When will we discontinue our insertion of race into every American political conflict or into every American social injustice?
On the surface, Pepperdine is a welcoming and appreciative community. Promoted in the charismatic catalogues we browse before applying and some personal encounters with fellow Waves, Pepperdine generally demonstrates sincere interest in its students.
According to “The Grayde: Am I Worthless?” poll, “grayding” Pepperdine students on student interactions, seven of the 15 people who voted acknowledge students as “Welcoming and appreciative,” while another seven viewed students’ interactions as “Acknowledging yet misunderstanding,” as of yesterday. If that’s the case, why must we persist the talk about race? When will we stop talking about race?
In spite of the “welcoming and appreciative” world some students are privileged to experience, these neither permit nor justify certain actions. I’ve observed or had friends report the occasional use of the “N” word by particular communities when there are “no blacks around” or certain communities hurling the “N” word at individuals in the black community.
Therefore, we will not stop talking about race until we eliminate prominent micro-aggressions and racial insensitivities that offend minorities.
Racial insensitivities and offenses are real. Daily, we can be deceived by Pepperdine’s beautifully embracive culture to the point that we fail to recognize the micro-aggressions certain communities commit, such as walking off of the sidewalks as I’m walking toward you in fear that I may harm you or assuming a penchant for Roscoe’s because of the complexion of my skin.
How would it make you feel if you were followed in the Caf under the suspicion that you may steal one of the many expensively priced items that you are fully capable of paying for? These encounters shape my perspective, shape my experience and shape my reality.
Perspectives on whether race is significant in daily discussions or political discussions differ from community to community. In regards to race, Assistant Professor of Sociology Dan Morrison cites research from Pew Research Center for the People & the Press.

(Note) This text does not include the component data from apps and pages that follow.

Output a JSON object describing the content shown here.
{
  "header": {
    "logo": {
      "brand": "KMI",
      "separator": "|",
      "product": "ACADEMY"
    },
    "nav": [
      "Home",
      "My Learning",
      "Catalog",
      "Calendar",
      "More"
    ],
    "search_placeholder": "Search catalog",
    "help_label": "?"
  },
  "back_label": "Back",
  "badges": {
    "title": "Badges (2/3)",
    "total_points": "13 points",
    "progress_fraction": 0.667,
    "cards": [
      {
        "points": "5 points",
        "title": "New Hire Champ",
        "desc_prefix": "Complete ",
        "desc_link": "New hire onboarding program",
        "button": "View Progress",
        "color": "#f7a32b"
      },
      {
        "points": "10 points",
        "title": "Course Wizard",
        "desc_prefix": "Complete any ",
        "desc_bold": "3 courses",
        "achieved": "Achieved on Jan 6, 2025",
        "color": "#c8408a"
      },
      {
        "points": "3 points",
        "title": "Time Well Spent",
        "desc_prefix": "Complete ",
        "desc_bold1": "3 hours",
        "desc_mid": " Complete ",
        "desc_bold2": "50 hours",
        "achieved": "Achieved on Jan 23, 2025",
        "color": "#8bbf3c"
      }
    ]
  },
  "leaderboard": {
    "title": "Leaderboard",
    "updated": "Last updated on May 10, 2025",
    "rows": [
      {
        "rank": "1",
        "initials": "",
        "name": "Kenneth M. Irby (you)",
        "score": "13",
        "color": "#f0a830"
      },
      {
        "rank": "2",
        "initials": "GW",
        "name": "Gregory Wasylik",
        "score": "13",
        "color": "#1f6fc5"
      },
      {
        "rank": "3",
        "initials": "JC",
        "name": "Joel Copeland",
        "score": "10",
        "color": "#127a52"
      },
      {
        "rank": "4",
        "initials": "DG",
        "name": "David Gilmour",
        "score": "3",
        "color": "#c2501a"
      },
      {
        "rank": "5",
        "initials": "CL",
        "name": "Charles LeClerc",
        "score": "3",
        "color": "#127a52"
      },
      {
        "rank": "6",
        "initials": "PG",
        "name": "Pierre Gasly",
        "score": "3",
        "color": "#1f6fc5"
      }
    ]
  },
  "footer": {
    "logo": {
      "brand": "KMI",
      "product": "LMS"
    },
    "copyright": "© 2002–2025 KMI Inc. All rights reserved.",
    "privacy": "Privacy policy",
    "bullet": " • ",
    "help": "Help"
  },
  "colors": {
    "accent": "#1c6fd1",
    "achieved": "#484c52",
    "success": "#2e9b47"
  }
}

The research says 80 percent of black, but only 37 percent of white respondents say the Brown case raises important issues about race. Granted race is a seemingly prevalent topic among many communities and if we continue to talk about race, it should be constructive.
Such perspectives only rationalize recent racial advancements — social mobility of the black community, Hispanic government officials or minority prominence in entertainment. However, those same perspectives fail to incorporate the interracial offenses or racial insensitivities that rest in the hearts of some Americans. With the existence of such perspectives, when will we stop talking about race?
We will stop talking about race when we authentically embrace the cultures, experiences and realities of those races discussed.
Follow Joshua Gray on Twitter: @theJoshuaGray